A hole in fun: Remembering ‘Caddyshack’
On June 22, the Southeastern Center for Contemporary Art in Winston-Salem will host a special event by welcoming Entertainment Weekly film critic Chris Nashawaty, whose book “Caddyshack: The Making of a Hollywood Cinderella Story” was published in April by Flatiron Books.
The event begins at 5 p.m. with cocktails and hors-d’oeuvres being served, during which VIP ticket-holders can meet Nashawaty and have their books signed. Bookmarks will have copies of the book for sale.
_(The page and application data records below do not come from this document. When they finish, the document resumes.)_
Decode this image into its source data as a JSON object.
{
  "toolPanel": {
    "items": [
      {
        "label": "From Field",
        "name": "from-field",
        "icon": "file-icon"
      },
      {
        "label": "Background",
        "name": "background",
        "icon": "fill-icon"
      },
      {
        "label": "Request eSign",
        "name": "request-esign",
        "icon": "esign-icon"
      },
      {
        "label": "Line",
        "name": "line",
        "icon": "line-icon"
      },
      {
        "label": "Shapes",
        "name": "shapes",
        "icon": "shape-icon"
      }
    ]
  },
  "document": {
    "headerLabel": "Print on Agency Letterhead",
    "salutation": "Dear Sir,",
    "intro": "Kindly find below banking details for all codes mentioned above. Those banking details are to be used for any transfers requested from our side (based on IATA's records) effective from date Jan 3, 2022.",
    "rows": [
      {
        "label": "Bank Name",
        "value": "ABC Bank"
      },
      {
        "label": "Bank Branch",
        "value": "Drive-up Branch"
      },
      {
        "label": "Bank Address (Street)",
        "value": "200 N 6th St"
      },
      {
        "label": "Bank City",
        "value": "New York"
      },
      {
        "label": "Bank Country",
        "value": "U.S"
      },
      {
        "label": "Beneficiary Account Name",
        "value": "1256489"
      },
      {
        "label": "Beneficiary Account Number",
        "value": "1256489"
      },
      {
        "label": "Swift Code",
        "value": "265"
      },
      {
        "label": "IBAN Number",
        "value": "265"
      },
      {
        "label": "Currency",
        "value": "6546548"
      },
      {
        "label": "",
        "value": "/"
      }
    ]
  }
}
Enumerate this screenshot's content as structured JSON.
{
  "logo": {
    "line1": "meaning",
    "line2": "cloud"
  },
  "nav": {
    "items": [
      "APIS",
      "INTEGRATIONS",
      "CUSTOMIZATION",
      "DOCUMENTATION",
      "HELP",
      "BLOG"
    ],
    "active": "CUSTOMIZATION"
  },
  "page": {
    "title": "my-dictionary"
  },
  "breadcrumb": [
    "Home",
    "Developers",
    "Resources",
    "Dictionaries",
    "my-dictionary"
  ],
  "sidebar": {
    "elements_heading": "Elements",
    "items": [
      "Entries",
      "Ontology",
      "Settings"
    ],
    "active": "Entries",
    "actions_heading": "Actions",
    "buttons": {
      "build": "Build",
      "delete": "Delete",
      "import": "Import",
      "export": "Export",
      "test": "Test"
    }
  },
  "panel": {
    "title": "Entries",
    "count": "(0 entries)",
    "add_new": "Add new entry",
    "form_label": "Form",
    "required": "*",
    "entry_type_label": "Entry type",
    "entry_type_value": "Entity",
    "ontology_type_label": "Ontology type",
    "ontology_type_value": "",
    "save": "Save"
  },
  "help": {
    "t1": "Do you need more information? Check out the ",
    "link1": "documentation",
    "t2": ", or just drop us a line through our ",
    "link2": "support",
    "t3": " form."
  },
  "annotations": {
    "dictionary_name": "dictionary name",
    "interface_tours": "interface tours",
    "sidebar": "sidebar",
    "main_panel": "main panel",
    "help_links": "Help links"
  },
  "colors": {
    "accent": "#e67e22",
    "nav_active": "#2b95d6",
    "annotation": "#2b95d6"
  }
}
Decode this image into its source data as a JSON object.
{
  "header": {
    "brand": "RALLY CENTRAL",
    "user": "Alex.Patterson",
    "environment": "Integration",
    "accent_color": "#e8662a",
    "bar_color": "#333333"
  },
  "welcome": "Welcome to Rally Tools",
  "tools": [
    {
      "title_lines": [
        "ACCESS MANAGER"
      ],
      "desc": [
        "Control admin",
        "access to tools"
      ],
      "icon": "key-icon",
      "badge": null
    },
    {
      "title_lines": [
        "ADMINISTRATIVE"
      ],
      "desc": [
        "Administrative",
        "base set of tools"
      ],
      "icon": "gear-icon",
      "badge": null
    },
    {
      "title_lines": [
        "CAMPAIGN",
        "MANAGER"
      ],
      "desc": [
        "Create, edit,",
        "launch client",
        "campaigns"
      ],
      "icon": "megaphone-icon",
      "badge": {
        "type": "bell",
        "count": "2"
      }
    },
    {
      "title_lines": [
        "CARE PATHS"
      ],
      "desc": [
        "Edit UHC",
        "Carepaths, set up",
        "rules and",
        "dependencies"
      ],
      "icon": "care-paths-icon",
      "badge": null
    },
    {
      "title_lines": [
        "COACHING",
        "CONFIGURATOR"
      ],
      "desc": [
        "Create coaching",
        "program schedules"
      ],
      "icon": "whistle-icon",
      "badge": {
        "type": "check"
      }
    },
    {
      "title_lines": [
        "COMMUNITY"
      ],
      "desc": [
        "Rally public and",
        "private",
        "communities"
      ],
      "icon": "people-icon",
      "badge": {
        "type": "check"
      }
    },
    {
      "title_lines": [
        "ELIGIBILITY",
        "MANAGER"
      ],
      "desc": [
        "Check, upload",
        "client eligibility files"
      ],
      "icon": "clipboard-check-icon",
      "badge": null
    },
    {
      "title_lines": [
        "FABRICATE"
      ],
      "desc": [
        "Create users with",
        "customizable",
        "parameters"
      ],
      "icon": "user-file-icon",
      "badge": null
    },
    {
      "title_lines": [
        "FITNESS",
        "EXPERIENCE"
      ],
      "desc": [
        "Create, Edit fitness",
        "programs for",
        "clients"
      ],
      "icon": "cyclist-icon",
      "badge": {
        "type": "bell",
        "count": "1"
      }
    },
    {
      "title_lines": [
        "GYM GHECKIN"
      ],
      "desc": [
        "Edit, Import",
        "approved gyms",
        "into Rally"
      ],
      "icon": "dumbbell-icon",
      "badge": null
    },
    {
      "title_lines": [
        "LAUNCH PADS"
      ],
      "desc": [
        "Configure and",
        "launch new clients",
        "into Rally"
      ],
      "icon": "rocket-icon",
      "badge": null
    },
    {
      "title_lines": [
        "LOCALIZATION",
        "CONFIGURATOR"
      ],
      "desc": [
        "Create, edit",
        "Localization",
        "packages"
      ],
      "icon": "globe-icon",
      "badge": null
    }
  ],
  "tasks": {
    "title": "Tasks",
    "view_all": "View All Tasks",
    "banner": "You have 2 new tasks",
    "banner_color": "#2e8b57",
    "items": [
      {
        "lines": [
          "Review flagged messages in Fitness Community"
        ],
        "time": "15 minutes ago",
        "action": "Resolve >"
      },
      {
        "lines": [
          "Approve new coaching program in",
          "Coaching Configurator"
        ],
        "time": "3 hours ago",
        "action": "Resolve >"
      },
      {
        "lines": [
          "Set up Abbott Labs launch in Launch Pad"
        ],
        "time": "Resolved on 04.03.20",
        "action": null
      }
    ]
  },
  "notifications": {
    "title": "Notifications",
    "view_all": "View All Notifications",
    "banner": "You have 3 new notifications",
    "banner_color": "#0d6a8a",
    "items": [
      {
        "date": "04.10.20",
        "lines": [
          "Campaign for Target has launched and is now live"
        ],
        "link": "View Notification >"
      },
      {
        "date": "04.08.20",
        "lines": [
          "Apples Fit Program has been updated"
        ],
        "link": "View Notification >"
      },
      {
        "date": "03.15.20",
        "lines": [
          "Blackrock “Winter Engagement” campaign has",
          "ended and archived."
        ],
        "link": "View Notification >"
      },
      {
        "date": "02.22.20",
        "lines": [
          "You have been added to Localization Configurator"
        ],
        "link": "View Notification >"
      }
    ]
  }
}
The Caddyshack conversation with Nashawaty follows from 6:30 p.m. to 8 p.m. Attendees will also have the opportunity to register for reduced foursome fees for the 2018 SECCA Slam for Art, billed as “the world’s most artistic golf tournament,” scheduled for October.
Released in the summer of 1980, Caddyshack boasted a top-tier comedic ensemble including Chevy Chase, Bill Murray, Ted Knight and Rodney Dangerfield, marked the directorial debut of Harold Ramis (screenwriter of National Lampoon’s Animal House and Meatballs), and the swan song of the talented but troubled writer/producer Douglas Kenney (also an Animal House alumnus), who died under mysterious circumstances barely a month after the film’s release.
Set in the fictitious Bushwood Country Club – and filmed at what was once the Rolling Hills Golf Club in Davie, Florida (which yours truly used to drive past regularly when I lived in Lauderhill). Caddyshack is an irreverent, outrageous send-up that pits the “slobs against the snobs.”
The story, such as it is, observes the calamity created when self-made builder Al Czervik (Dangerfield) wreaks havoc on the links of Bushwood, much to the consternation of life-long member Judge Smails (Knight) and the delight of club member Ty Webb (Chase). Meanwhile, slovenly groundskeeper Carl (Murray) becomes increasingly obsessed with destroying a gopher that keeps popping up.
Despite receiving mixed reviews, Caddyshack grossed almost $40 million, making it a rare hit for distributor Orion Pictures, then became a home-video smash and cable-T.V. standard. Nashawaty, who ranks the film among his personal favorites, wrote an extensive article in Sports Illustrated to commemorate the film’s 30th anniversary in 2010, then decided to expand it into a 304-page book.
Since its publication, the book has received rave reviews across the board. The Washington Post opined: “More fun to read than the movie was to watch … (a) scene-stealing book,” a sentiment echoed by the Dallas Morning News: “The book about the movie is better than the movie.” Chris Smith, author of “The Daily Show” (the Book) said: “Funny? Of course. But Chris Nashawaty’s book is also a vivid, surprisingly poignant history of a generation that revolutionized American comedy. Well, and of drugs. Lots of drugs.”
It’s well-known that Caddyshack was a wild set, if not always a happy or convivial one. For one thing, Knight’s infuriated reactions to Dangerfield’s hi-jinks are genuine, as he couldn’t stand the comedian’s penchant for improvising his dialogue rather than sticking to the script (or delivering Knight’s cues). For another, drug and alcohol use was rampant during the production. When I lived in Lauderhill, the Rolling Hills Golf Club did not promote the fact Caddyshack was filmed there. Rumor had it that members absolutely refused to let any subsequent films shoot film there.
Yet from this chaos came a comedy that many believe is a classic. I don’t quite concur, although I enjoy the film, and have been known to quote scenes at will – particularly Knight’s sarcastic and impatient “Well … we’re waiting …!”
So enduring was Caddyshack’s popularity that a belated sequel was released in 1988. In this case, the consensus was unanimous: It stunk.
Despite a cast that included Robert Stack, Randy Quaid, Jackie Mason, Dyan Cannon, Dan Aykroyd, Jonathan Silverman, Paul Bartel, Marsha Warfield and a returning Chevy Chase, Caddyshack II was a feeble attempt to establish a franchise. Chase publicly regretted his participation, and in a 1999 interview with The A.V. Club, screenwriter Ramis stated: “I tried to take my name off that one, but they said if I took my name off, it would come out in the trades and I would hurt the film.” (A ringing endorsement if ever there was one.)
Nevertheless, the sequel didn’t go unrewarded, winning Golden Raspberry awards for Worst Supporting Actor (Aykroyd) and Worst Song (“Jack Frash”) while earning nominations for Worst Picture and Worst Actor (Mason).
See Mark Burger’s reviews of current movies on Burgervideo.com. © 2018, Mark Burger.